Niagara Falls, Ontario The man who walked away virtually unharmed from a plunge over Niagara Falls said he had been suicidal, but the experience made him want to live.
The comments contradict statements from authorities suggesting Kirk Jones was simply a daredevil -- the latest in a long line who have sought to conquer Niagara Falls.
Jones, 40, was released from the hospital into police custody Wednesday evening, but authorities did not immediately release information on where he was taken.
In a note to a fellow patient who was released from the hospital, Jones said life had much to offer.
"When you are feeling down, just remember the power of the Niagara," said the handwritten note, which Brandon Steward said was given to him by Jones.
In a telephone interview with ABC News, Jones said he did not want to go on living when he climbed over a guardrail and into the churning Niagara River on Monday. "But I can tell you now after hitting the falls I feel that life is worth living," he said.
His father, Raymond Jones of Keizer, Ore., told The Associated Press that his son sounded cheerful Wednesday in a phone call from the psychiatric unit at Greater Niagara General Hospital.
"He feels peppy," the 80-year-old father said. "He fully expected to die.

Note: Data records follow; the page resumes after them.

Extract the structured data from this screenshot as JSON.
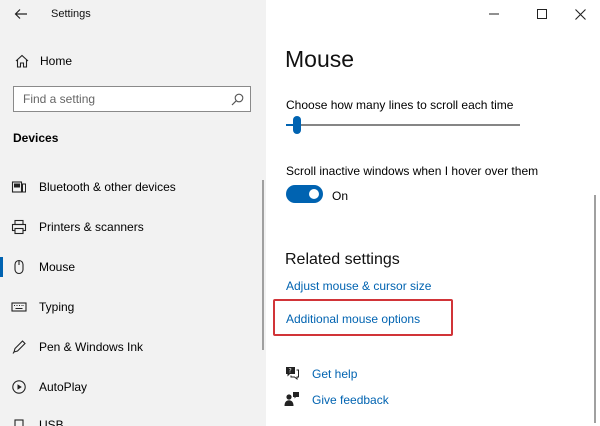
{
  "window": {
    "app_title": "Settings"
  },
  "sidebar": {
    "home_label": "Home",
    "search_placeholder": "Find a setting",
    "section_title": "Devices",
    "items": [
      {
        "label": "Bluetooth & other devices",
        "icon": "bluetooth-icon",
        "selected": false
      },
      {
        "label": "Printers & scanners",
        "icon": "printer-icon",
        "selected": false
      },
      {
        "label": "Mouse",
        "icon": "mouse-icon",
        "selected": true
      },
      {
        "label": "Typing",
        "icon": "keyboard-icon",
        "selected": false
      },
      {
        "label": "Pen & Windows Ink",
        "icon": "pen-icon",
        "selected": false
      },
      {
        "label": "AutoPlay",
        "icon": "autoplay-icon",
        "selected": false
      },
      {
        "label": "USB",
        "icon": "usb-icon",
        "selected": false
      }
    ]
  },
  "main": {
    "title": "Mouse",
    "scroll_lines_label": "Choose how many lines to scroll each time",
    "scroll_lines_fraction": 0.03,
    "inactive_scroll_label": "Scroll inactive windows when I hover over them",
    "inactive_scroll_state": "On",
    "related_heading": "Related settings",
    "related_links": [
      "Adjust mouse & cursor size",
      "Additional mouse options"
    ],
    "help_links": [
      {
        "label": "Get help",
        "icon": "help-chat-icon"
      },
      {
        "label": "Give feedback",
        "icon": "feedback-icon"
      }
    ]
  },
  "colors": {
    "accent": "#0063b1",
    "highlight": "#d13438",
    "sidebar_bg": "#f2f2f2"
  }
}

He was near death. He knew it. He thinks he was saved for a reason."
The Canton, Mich., native is the only person known to have survived a plunge over the falls without a safety device.
Inspector Paul Forcier said the incident was not being treated as a suicide attempt, but Jones was undergoing a psychiatric evaluation.

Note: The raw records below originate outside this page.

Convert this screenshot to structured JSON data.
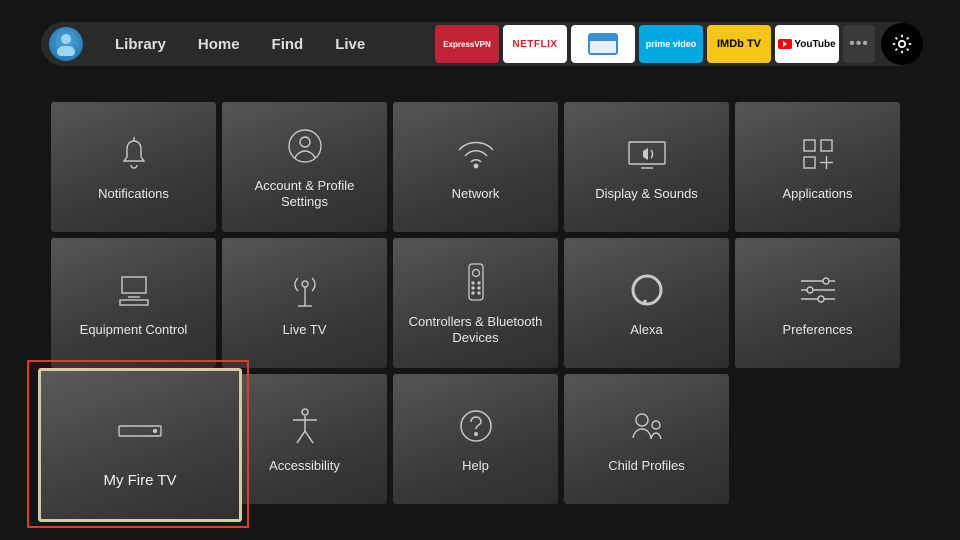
{
  "nav": {
    "library": "Library",
    "home": "Home",
    "find": "Find",
    "live": "Live"
  },
  "apps": {
    "express": "ExpressVPN",
    "netflix": "NETFLIX",
    "prime": "prime video",
    "imdb": "IMDb TV",
    "youtube": "YouTube"
  },
  "tiles": {
    "notifications": "Notifications",
    "account": "Account & Profile Settings",
    "network": "Network",
    "display": "Display & Sounds",
    "applications": "Applications",
    "equipment": "Equipment Control",
    "livetv": "Live TV",
    "controllers": "Controllers & Bluetooth Devices",
    "alexa": "Alexa",
    "preferences": "Preferences",
    "myfiretv": "My Fire TV",
    "accessibility": "Accessibility",
    "help": "Help",
    "childprofiles": "Child Profiles"
  }
}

Forcier said police were reviewing a videotape shot by a friend who accompanied Jones to the park. Jones will be charged with mischief and unlawfully performing a stunt and could be fined about $7,600, Forcier said.
Jones said his change of heart occurred when he jumped into the water. "At that point I wished I had not done it. But I guess I knew it was way too late for that," he said.